* _What the task asks_
Copy every entry word for word. Skip the pictures.

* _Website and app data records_

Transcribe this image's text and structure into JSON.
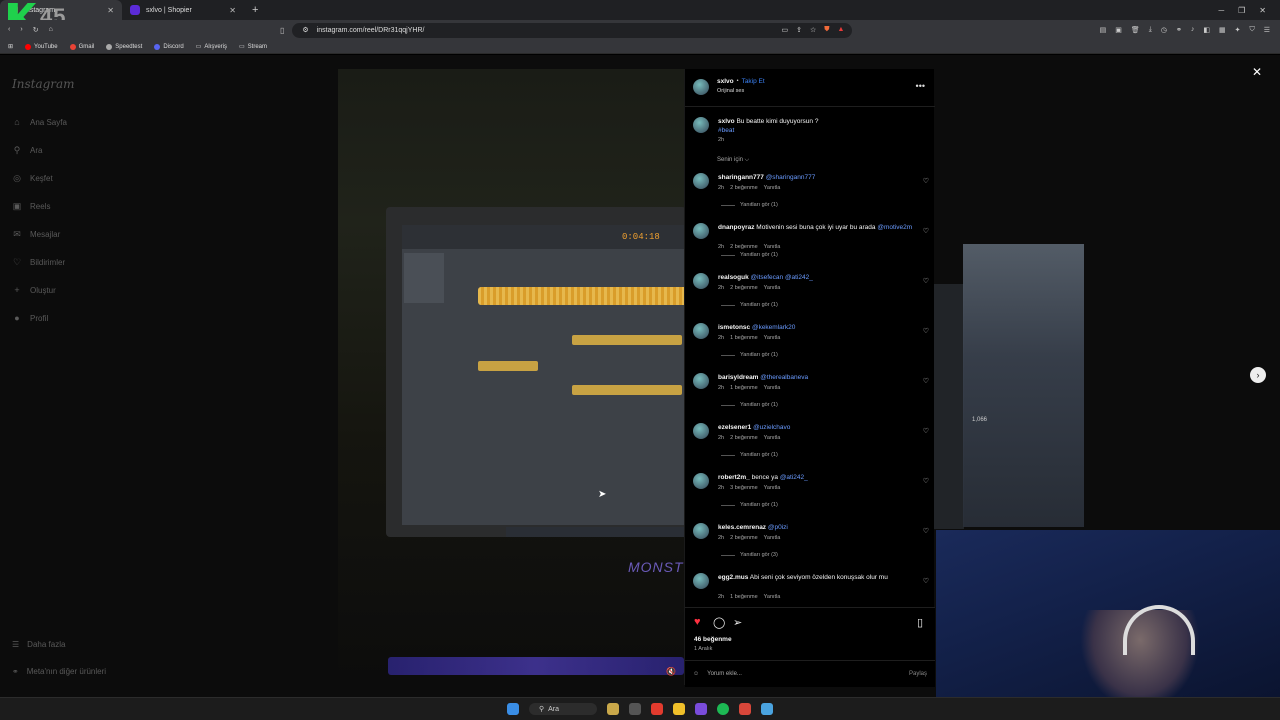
{
  "browser": {
    "tabs": [
      {
        "label": "Instagram",
        "active": true,
        "color": "#e1306c"
      },
      {
        "label": "sxlvo | Shopier",
        "active": false,
        "color": "#5b2bd8"
      }
    ],
    "overlay_text": "45",
    "url": "instagram.com/reel/DRr31qqjYHR/",
    "bookmarks": [
      {
        "label": "YouTube",
        "color": "#ff0000"
      },
      {
        "label": "Gmail",
        "color": "#ea4335"
      },
      {
        "label": "Speedtest",
        "color": "#aaaaaa"
      },
      {
        "label": "Discord",
        "color": "#5865f2"
      },
      {
        "label": "Alışveriş",
        "color": "#888888"
      },
      {
        "label": "Stream",
        "color": "#888888"
      }
    ]
  },
  "sidebar": {
    "logo": "Instagram",
    "items": [
      {
        "label": "Ana Sayfa",
        "icon": "home-icon",
        "glyph": "⌂"
      },
      {
        "label": "Ara",
        "icon": "search-icon",
        "glyph": "⚲"
      },
      {
        "label": "Keşfet",
        "icon": "compass-icon",
        "glyph": "◎"
      },
      {
        "label": "Reels",
        "icon": "reels-icon",
        "glyph": "▣"
      },
      {
        "label": "Mesajlar",
        "icon": "messenger-icon",
        "glyph": "✉"
      },
      {
        "label": "Bildirimler",
        "icon": "heart-icon",
        "glyph": "♡"
      },
      {
        "label": "Oluştur",
        "icon": "plus-icon",
        "glyph": "+"
      },
      {
        "label": "Profil",
        "icon": "profile-icon",
        "glyph": "●"
      }
    ],
    "more": "Daha fazla",
    "meta": "Meta'nın diğer ürünleri"
  },
  "video": {
    "timer": "0:04:18",
    "brand": "MONSTE",
    "counter": "1,066"
  },
  "post": {
    "username": "sxlvo",
    "separator": "•",
    "follow": "Takip Et",
    "audio": "Orijinal ses",
    "caption_user": "sxlvo",
    "caption_text": "Bu beatte kimi duyuyorsun ?",
    "caption_tag": "#beat",
    "caption_time": "2h",
    "for_you": "Senin için ⌵",
    "likes": "46 beğenme",
    "date": "1 Aralık",
    "add_comment_placeholder": "Yorum ekle...",
    "post_label": "Paylaş"
  },
  "comments": [
    {
      "user": "sharingann777",
      "text": "",
      "mention": "@sharingann777",
      "time": "2h",
      "likes": "2 beğenme",
      "reply": "Yanıtla",
      "view": "Yanıtları gör (1)"
    },
    {
      "user": "dnanpoyraz",
      "text": "Motivenin sesi buna çok iyi uyar bu arada",
      "mention": "@motive2m",
      "time": "2h",
      "likes": "2 beğenme",
      "reply": "Yanıtla",
      "view": "Yanıtları gör (1)"
    },
    {
      "user": "realsoguk",
      "text": "",
      "mention": "@itsefecan @ati242_",
      "time": "2h",
      "likes": "2 beğenme",
      "reply": "Yanıtla",
      "view": "Yanıtları gör (1)"
    },
    {
      "user": "ismetonsc",
      "text": "",
      "mention": "@kekemlark20",
      "time": "2h",
      "likes": "1 beğenme",
      "reply": "Yanıtla",
      "view": "Yanıtları gör (1)"
    },
    {
      "user": "barisyldream",
      "text": "",
      "mention": "@therealbaneva",
      "time": "2h",
      "likes": "1 beğenme",
      "reply": "Yanıtla",
      "view": "Yanıtları gör (1)"
    },
    {
      "user": "ezelsener1",
      "text": "",
      "mention": "@uzielchavo",
      "time": "2h",
      "likes": "2 beğenme",
      "reply": "Yanıtla",
      "view": "Yanıtları gör (1)"
    },
    {
      "user": "robert2m_",
      "text": "bence ya",
      "mention": "@ati242_",
      "time": "2h",
      "likes": "3 beğenme",
      "reply": "Yanıtla",
      "view": "Yanıtları gör (1)"
    },
    {
      "user": "keles.cemrenaz",
      "text": "",
      "mention": "@p0izi",
      "time": "2h",
      "likes": "2 beğenme",
      "reply": "Yanıtla",
      "view": "Yanıtları gör (3)"
    },
    {
      "user": "egg2.mus",
      "text": "Abi seni çok seviyom özelden konuşsak olur mu",
      "mention": "",
      "time": "2h",
      "likes": "1 beğenme",
      "reply": "Yanıtla",
      "view": ""
    }
  ],
  "taskbar": {
    "search": "Ara",
    "colors": [
      "#3a8ee6",
      "#c9a84a",
      "#e23b2e",
      "#f0c02a",
      "#7a4cdb",
      "#1db954",
      "#d8473a",
      "#4aa3df"
    ]
  }
}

* _Response to the exercise_
Transcribe this image's text and structure into JSON.
{
  "browser": {
    "tabs": [
      {
        "label": "Instagram",
        "active": true,
        "color": "#e1306c"
      },
      {
        "label": "sxlvo | Shopier",
        "active": false,
        "color": "#5b2bd8"
      }
    ],
    "overlay_text": "45",
    "url": "instagram.com/reel/DRr31qqjYHR/",
    "bookmarks": [
      {
        "label": "YouTube",
        "color": "#ff0000"
      },
      {
        "label": "Gmail",
        "color": "#ea4335"
      },
      {
        "label": "Speedtest",
        "color": "#aaaaaa"
      },
      {
        "label": "Discord",
        "color": "#5865f2"
      },
      {
        "label": "Alışveriş",
        "color": "#888888"
      },
      {
        "label": "Stream",
        "color": "#888888"
      }
    ]
  },
  "sidebar": {
    "logo": "Instagram",
    "items": [
      {
        "label": "Ana Sayfa",
        "icon": "home-icon",
        "glyph": "⌂"
      },
      {
        "label": "Ara",
        "icon": "search-icon",
        "glyph": "⚲"
      },
      {
        "label": "Keşfet",
        "icon": "compass-icon",
        "glyph": "◎"
      },
      {
        "label": "Reels",
        "icon": "reels-icon",
        "glyph": "▣"
      },
      {
        "label": "Mesajlar",
        "icon": "messenger-icon",
        "glyph": "✉"
      },
      {
        "label": "Bildirimler",
        "icon": "heart-icon",
        "glyph": "♡"
      },
      {
        "label": "Oluştur",
        "icon": "plus-icon",
        "glyph": "+"
      },
      {
        "label": "Profil",
        "icon": "profile-icon",
        "glyph": "●"
      }
    ],
    "more": "Daha fazla",
    "meta": "Meta'nın diğer ürünleri"
  },
  "video": {
    "timer": "0:04:18",
    "brand": "MONSTE",
    "counter": "1,066"
  },
  "post": {
    "username": "sxlvo",
    "separator": "•",
    "follow": "Takip Et",
    "audio": "Orijinal ses",
    "caption_user": "sxlvo",
    "caption_text": "Bu beatte kimi duyuyorsun ?",
    "caption_tag": "#beat",
    "caption_time": "2h",
    "for_you": "Senin için ⌵",
    "likes": "46 beğenme",
    "date": "1 Aralık",
    "add_comment_placeholder": "Yorum ekle...",
    "post_label": "Paylaş"
  },
  "comments": [
    {
      "user": "sharingann777",
      "text": "",
      "mention": "@sharingann777",
      "time": "2h",
      "likes": "2 beğenme",
      "reply": "Yanıtla",
      "view": "Yanıtları gör (1)"
    },
    {
      "user": "dnanpoyraz",
      "text": "Motivenin sesi buna çok iyi uyar bu arada",
      "mention": "@motive2m",
      "time": "2h",
      "likes": "2 beğenme",
      "reply": "Yanıtla",
      "view": "Yanıtları gör (1)"
    },
    {
      "user": "realsoguk",
      "text": "",
      "mention": "@itsefecan @ati242_",
      "time": "2h",
      "likes": "2 beğenme",
      "reply": "Yanıtla",
      "view": "Yanıtları gör (1)"
    },
    {
      "user": "ismetonsc",
      "text": "",
      "mention": "@kekemlark20",
      "time": "2h",
      "likes": "1 beğenme",
      "reply": "Yanıtla",
      "view": "Yanıtları gör (1)"
    },
    {
      "user": "barisyldream",
      "text": "",
      "mention": "@therealbaneva",
      "time": "2h",
      "likes": "1 beğenme",
      "reply": "Yanıtla",
      "view": "Yanıtları gör (1)"
    },
    {
      "user": "ezelsener1",
      "text": "",
      "mention": "@uzielchavo",
      "time": "2h",
      "likes": "2 beğenme",
      "reply": "Yanıtla",
      "view": "Yanıtları gör (1)"
    },
    {
      "user": "robert2m_",
      "text": "bence ya",
      "mention": "@ati242_",
      "time": "2h",
      "likes": "3 beğenme",
      "reply": "Yanıtla",
      "view": "Yanıtları gör (1)"
    },
    {
      "user": "keles.cemrenaz",
      "text": "",
      "mention": "@p0izi",
      "time": "2h",
      "likes": "2 beğenme",
      "reply": "Yanıtla",
      "view": "Yanıtları gör (3)"
    },
    {
      "user": "egg2.mus",
      "text": "Abi seni çok seviyom özelden konuşsak olur mu",
      "mention": "",
      "time": "2h",
      "likes": "1 beğenme",
      "reply": "Yanıtla",
      "view": ""
    }
  ],
  "taskbar": {
    "search": "Ara",
    "colors": [
      "#3a8ee6",
      "#c9a84a",
      "#e23b2e",
      "#f0c02a",
      "#7a4cdb",
      "#1db954",
      "#d8473a",
      "#4aa3df"
    ]
  }
}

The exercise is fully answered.